However they go about making the selection, they usually fish the fly for a certain amount of time
and if they fail to catch something within an hour or two, and often it's far less than that, they
change to another fly. Some anglers change flies every five minutes.

For example, you may fish a nymph for an hour and catch nothing and then change to a dry fly.
Lets suppose you fish the dry fly for an hour and catch two trout. Most anglers would probably
continue to fish it. Now stop and think about that decision. Fishing for that hour, does catching
none on the nymph and two on the dry fly really mean the dry fly is working better than the nymph?

Actually, it doesn't mean that at all. The results you are getting from what you may think is
a test is in reality, meaningless.
You may have caught four trout on the nymph if you had not
changed to a dry fly. What one person does on one stream with two flies fished only a short time
interval is completely meaningless. What two or three guys do under the same scenario is still of
no value. Anyone that thinks it is, doesn't understand probability or the science of uncertainty at all.

The fact is, the results of that trail and error experiment would be completely meaningless and in
that specific case, there's two main reasons it isn't. One reason is the low number of anglers. If
there were a thousand guys fishing, and did exactly that - fished a nymph for an hour and then a
dry fly an hour, the results could possibly be worth something, but even in a 1000 angler scenario,
the results would most likely be worthless.
The reason for that is the conditions change as
time passes
.

Fishing conditions commonly change with the time of day. The sky may change from low light,
cloudy conditions to bright light conditions. For certain, the 1000 anglers wouldn't be casting in
exactly the same places in the stream. Some could be fishing in the right type of water within the
stream or others may not. They may be fishing a section of the stream that's holding fish whereas
others aren't. Some may be spooking trout with poor presentations, sloppy wading, and many
other
variables that change the results that have nothing to do with the particular fly
being used
.

To get to straight to the point,
the trail and error method of selecting flies is a
very poor one
. It amounts to totally relying on luck.

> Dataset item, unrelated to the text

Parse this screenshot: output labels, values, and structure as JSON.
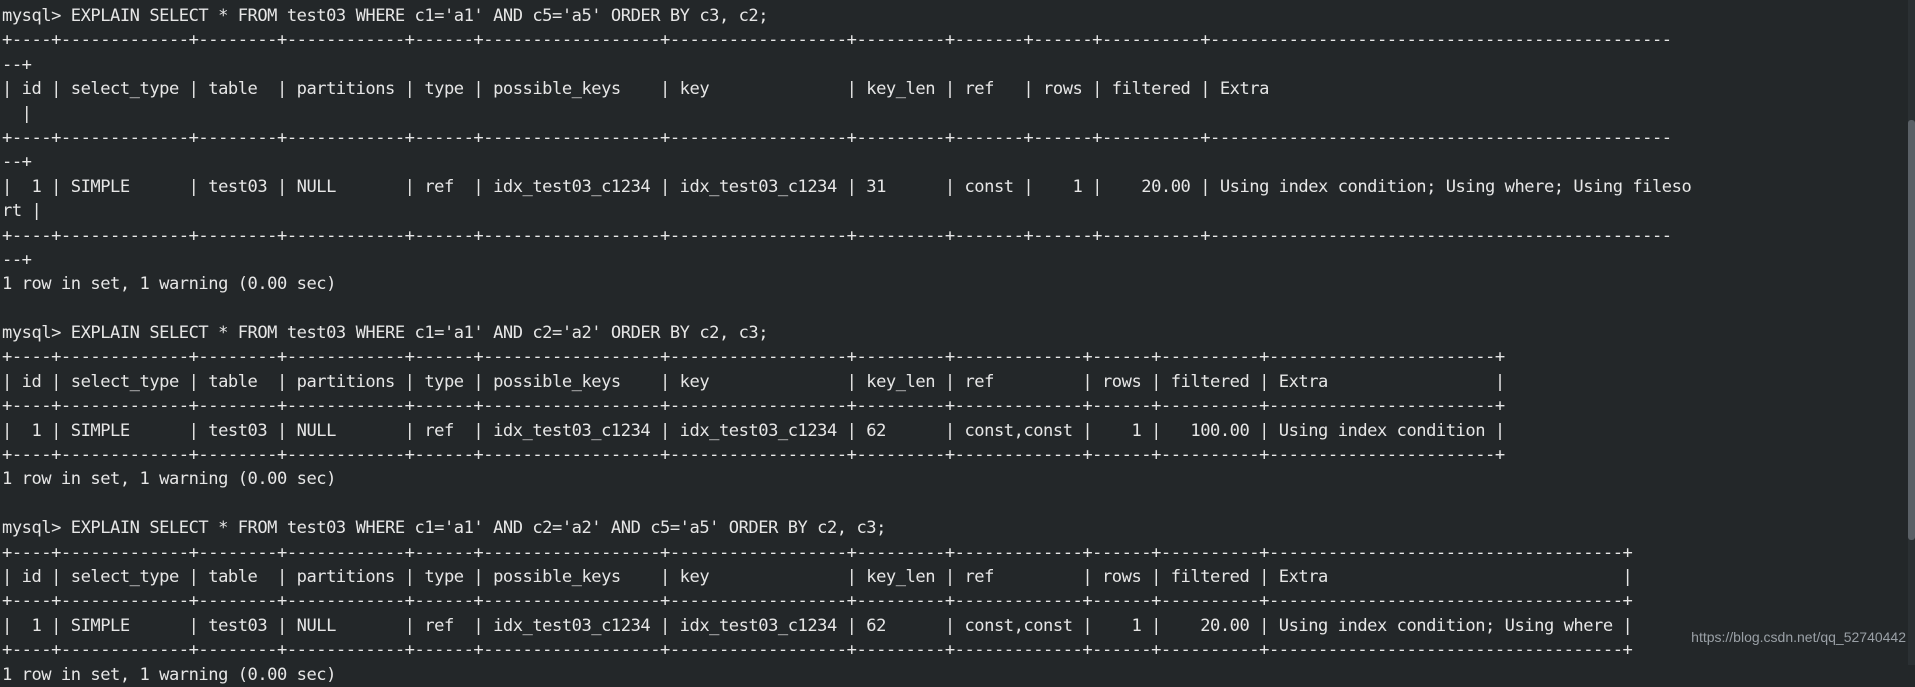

It indicates the angler doesn't really have any idea what he or she should be imitating. The trout
know exactly what they are doing. They are not waisting energy in the current looking for random
bits of food drifting downstream. If they did, they would soon die. They know exactly what's most
available and exactly what is easiest for them to acquire. They observe the foods available in the
stream every second of every day of their life.  

The fly should imitate something the trout are focusing on eating but in the above situations, the
"trail and error" anglers are clueless as to what that should be.
There's one thing for certain.
The average results of their fishing will be very similar to my golf game.

I used to drive a ball at least 270 yards. I've made hundreds if not thousands of birdies, a few
eagles
but I couldn't break 80 on a crip golf course from the ladies tees. I can hit every club
in the bag and I've never been able to shot a decent golf game in the mid to low seventies. Even
though I played many games of golf over the years, lived on a nine hole golf course on the beach
for twelve years and had memberships in two country clubs for a few of my early years,
I was
always what you call a "lousy" golfer.

If your satisfied with being a lousy angler, fine. Have fun and enjoy your fishing. I haven't said there
is anything wrong with it. I'm just trying to help you become a better angler.

I promise I will provide the normal fly fishing strategies for the coming week tomorrow.
Copyright 2012 James Marsh